We had the good fortune of connecting with Llewellyn Dixon and we’ve shared our conversation below.
Hi Llewellyn, can you talk to us a bit about the social impact of your business?
Passport Atlanta is an app that is designed to destroy barriers and ensure that all students experience two fundamental things: Access and Exposure. We believe “that they will be what they see”, so we want them to see everything good that Atlanta has to offer. Many of Atlanta’s students live in bubbles where they are either unaware of what is around them or they may not believe would be welcomed there. As a result, their scope is limited for who/what they can become and achieve to what is within reach.
Imagine a high school sophomore growing up on the west side. She loves animals and is always glued to the screen watching footage of whales and other fish. But for any number of reasons, she’s never seen any up close. She discovers an app that is able to get her a free ride and free access to the Georgia Aquarium on multiple occasions. Her reward for going? She gets to have a personal experience with any wildlife of her choosing. Her diligence grants her an internship and other opportunities over the years. Fast forward to after college – she now works at the Georgia Aquarium as a Marine Biologist.
Our goal is to help break generational cycles of poverty and dead end jobs by helping to activate the imaginations and inspire hope in the students that come across our app. Many of our students will be the first to go to college or achieve middle class status. Some may even be the first to finish high school or start a business. We are impacting the community by making sure that our students know that they are not only capable of achieving such successes but that they are also worthy of them.
Alright, so let’s move onto what keeps you busy professionally?
I always chuckle a bit when people ask “was it easy”. The short answer is “no, it never is”. Passport Atlanta is an entrepreneurial venture in a lot of ways. We started it from scratch. The idea had to be thought about, tested, second guessed, doubted, tested again, questioned some more, proven, and then have that same cycle repeated until we got to a point where we everyone else believed in it as much as we did.
My story is different. I don’t have a business background. I’m a minister by profession and that is what both my Bachelor’s and Master’s degrees focused on. The biggest challenge I had to overcome was the initial intimidation of leading in a new world and in a new way. I consider it on the job training. The biggest lesson I learned as a result is “fake it til you make it” is horrible advice if you really want to succeed in the long run. You don’t have to fake it. Instead, I had to be honest with myself and a few trusted individuals to help guide me. I wasn’t afraid to ask for help or for clarity on things and concepts that were new. I also did my own studies to prepare myself for this new stage of life. Saying “I don’t understand” to people who want you to succeed will yield a world of wisdom and results.

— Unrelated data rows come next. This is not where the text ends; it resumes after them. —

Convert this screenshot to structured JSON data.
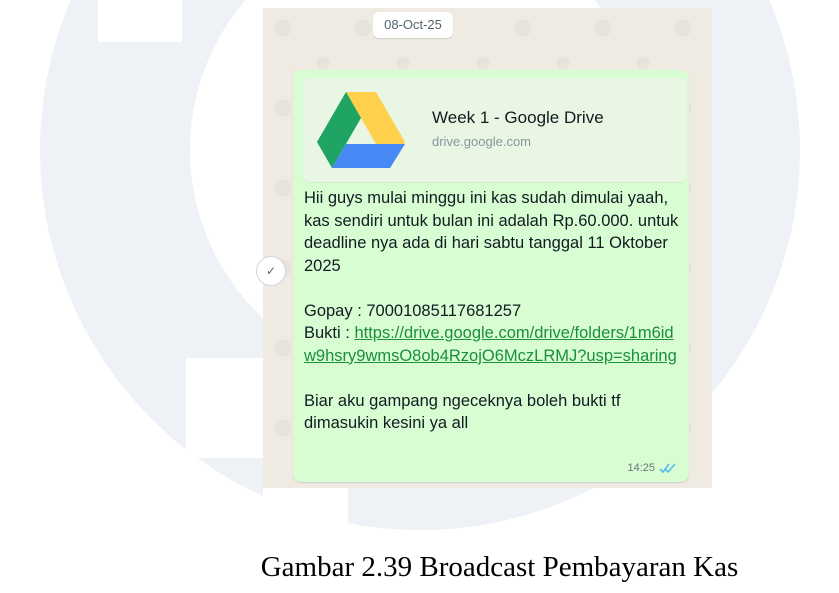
{
  "chat": {
    "date_chip": "08-Oct-25",
    "link_preview": {
      "title": "Week 1 - Google Drive",
      "domain": "drive.google.com",
      "icon": "google-drive-icon"
    },
    "message": {
      "line1": "Hii guys mulai minggu ini kas sudah dimulai yaah, kas sendiri untuk bulan ini adalah Rp.60.000. untuk deadline nya ada di hari sabtu tanggal 11 Oktober 2025",
      "gopay": "Gopay : 70001085117681257",
      "bukti_label": "Bukti : ",
      "bukti_link": "https://drive.google.com/drive/folders/1m6idw9hsry9wmsO8ob4RzojO6MczLRMJ?usp=sharing",
      "closing": "Biar aku gampang ngeceknya boleh bukti tf dimasukin kesini ya all"
    },
    "time": "14:25",
    "read_status_icon": "double-check-read-icon",
    "side_button_icon": "reaction-icon"
  },
  "caption": "Gambar 2.39 Broadcast Pembayaran Kas",
  "colors": {
    "bubble": "#d9fdd3",
    "chat_background": "#efeae2",
    "link": "#1a8f3c",
    "read_ticks": "#53bdeb",
    "drive_green": "#1fa463",
    "drive_yellow": "#ffd04b",
    "drive_blue": "#4688f4"
  }
}
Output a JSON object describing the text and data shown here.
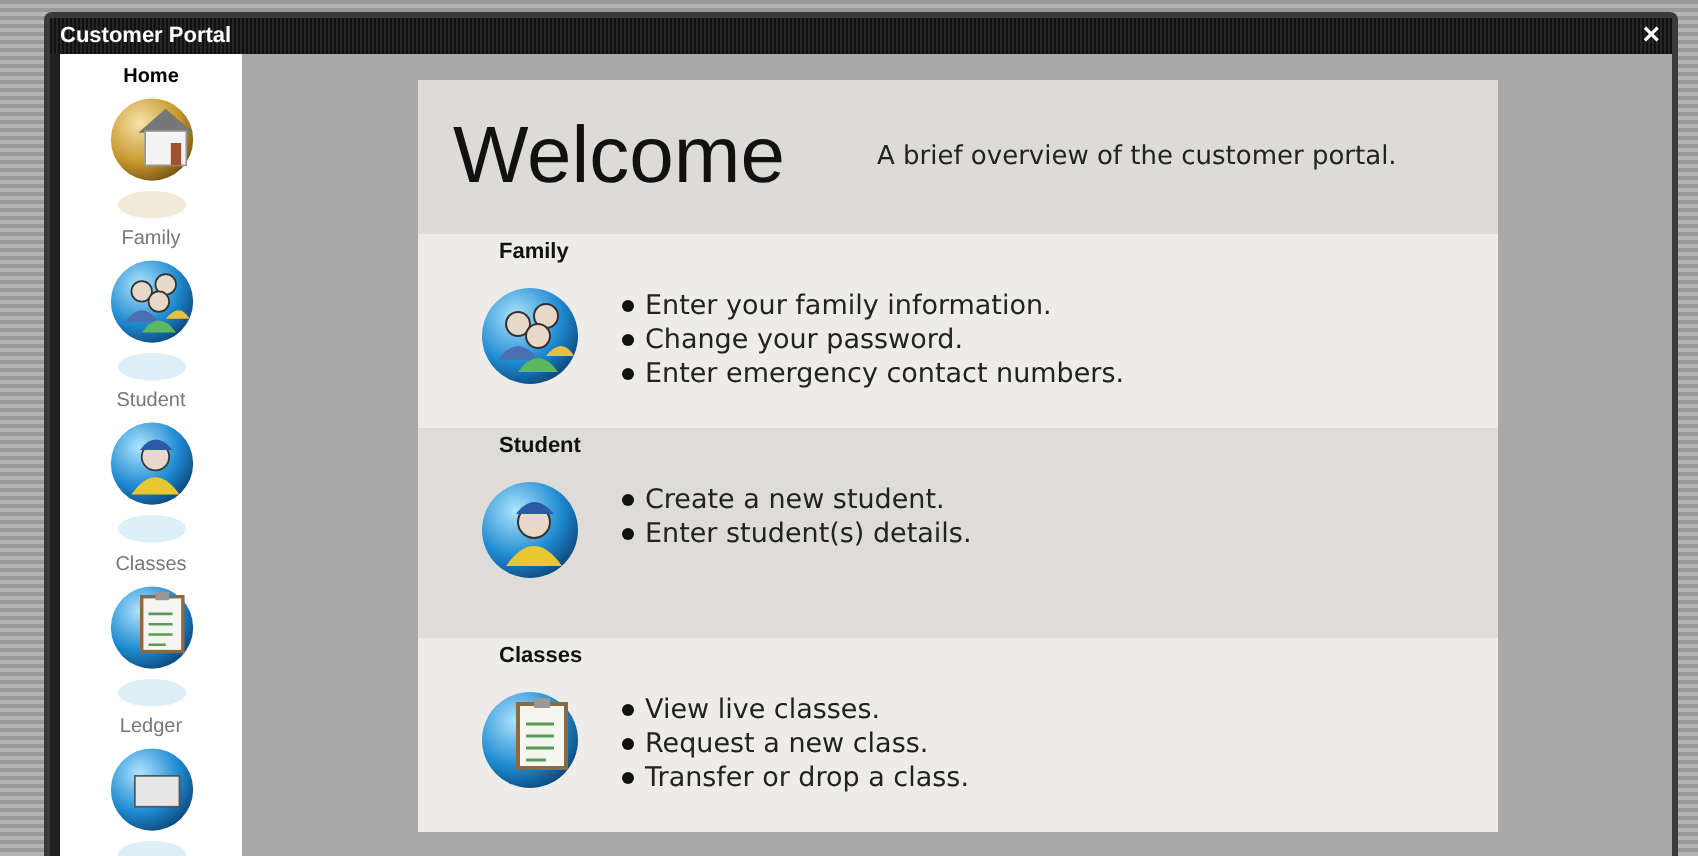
{
  "window": {
    "title": "Customer Portal",
    "close": "×"
  },
  "sidebar": {
    "items": [
      {
        "label": "Home",
        "kind": "home",
        "selected": true
      },
      {
        "label": "Family",
        "kind": "family",
        "selected": false
      },
      {
        "label": "Student",
        "kind": "student",
        "selected": false
      },
      {
        "label": "Classes",
        "kind": "classes",
        "selected": false
      },
      {
        "label": "Ledger",
        "kind": "ledger",
        "selected": false
      }
    ]
  },
  "header": {
    "title": "Welcome",
    "subtitle": "A brief overview of the customer portal."
  },
  "sections": [
    {
      "title": "Family",
      "kind": "family",
      "items": [
        "Enter your family information.",
        "Change your password.",
        "Enter emergency contact numbers."
      ]
    },
    {
      "title": "Student",
      "kind": "student",
      "items": [
        "Create a new student.",
        "Enter student(s) details."
      ]
    },
    {
      "title": "Classes",
      "kind": "classes",
      "items": [
        "View live classes.",
        "Request a new class.",
        "Transfer or drop a class."
      ]
    }
  ]
}
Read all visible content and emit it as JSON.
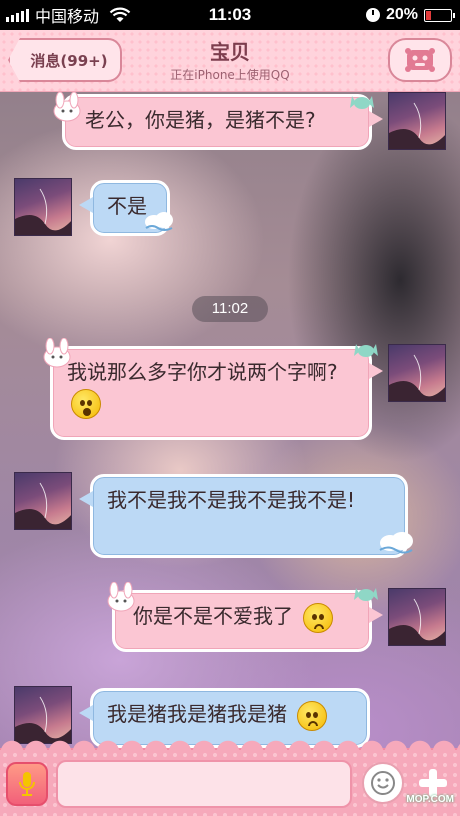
{
  "status_bar": {
    "carrier": "中国移动",
    "time": "11:03",
    "battery_percent": "20%",
    "battery_level": 0.2
  },
  "nav": {
    "back_label": "消息(99+)",
    "title": "宝贝",
    "subtitle": "正在iPhone上使用QQ"
  },
  "messages": [
    {
      "side": "me",
      "text": "老公，你是猪，是猪不是?"
    },
    {
      "side": "them",
      "text": "不是"
    },
    {
      "side": "time",
      "text": "11:02"
    },
    {
      "side": "me",
      "text": "我说那么多字你才说两个字啊?",
      "emoji": "surprised-face"
    },
    {
      "side": "them",
      "text": "我不是我不是我不是我不是!"
    },
    {
      "side": "me",
      "text": "你是不是不爱我了",
      "emoji": "sad-face"
    },
    {
      "side": "them",
      "text": "我是猪我是猪我是猪",
      "emoji": "dizzy-face"
    }
  ],
  "input": {
    "placeholder": ""
  },
  "watermark": "MOP.COM",
  "colors": {
    "my_bubble": "#fbc6d3",
    "their_bubble": "#bcd9f5",
    "nav_bg": "#ffd3dc",
    "input_bar": "#f6a9bb"
  }
}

If you had a friend visiting you, what are some of the local spots you’d want to take them around to?
Sheesh, It’s funny because when my friends come to visit I always warn them that I’m a homebody and don’t really know too much about what’s happening in the city. My favorite thing to do though is eat. I have a list of restaurants on hand for various occasions. For late night cheese steaks, I go to Woody’s. For wings, American Deli or JR Cricket’s. For a good drink and cigar, Highland Cigar Bar or Burn by Rocky Patel. And of course, what’s Atlanta without a brunch? Atlanta Breakfast Club, Hob Nob, and Le Petite Marche are three places I enjoy…although there are so many more.
For sites, I’d take them to Jackson Street Bridge and of course I’d have to give them a tour of Atlanta’s Black History with Auburn Ave, the King Center, the Atlanta University Center, the Russel Center for Innovation and Entrepreneurship, and more.
The Shoutout series is all about recognizing that our success and where we are in life is at least somewhat thanks to the efforts, support, mentorship, love and encouragement of others. So is there someone that you want to dedicate your shoutout to?
I smile when being asked this question because Passport Atlanta has afforded me the opportunity to work with people who are truly amazing. The three main founders of the app are Mayor Andre Dickens, Courtney English, and Jay Bailey. It was their reflections on a rooftop in Washington, DC that led to the idea that is now Passport Atlanta. From there, they began to assemble the board to see if this idea would really work. Since my involvement in 2018, I’ve be able to see it grow from an idea on a business plan to the second version of the app that is currently in beta test mode.
As one of the main founders, Mayor Dickens assumed the role as unpaid CEO and I was the VP of Operations. Upon his decision to run for Mayor of Atlanta, he resigned and trusted me to lead the charge. Having help from our board has been my saving grace through this process.
I always say that Passport is the truest definition of “it take a village to raise a child” because in order for it to be successful, everyone must pitch in. And if Passport Atlanta is successful, the students are successful and the city that they live in thrives from a new generation of leaders and innovators. Who deserves a little credit in our story? Every person who has invested funds, ideas, time, and efforts. The names are too many to list but many are on our website. We are eternally grateful to those partners and people.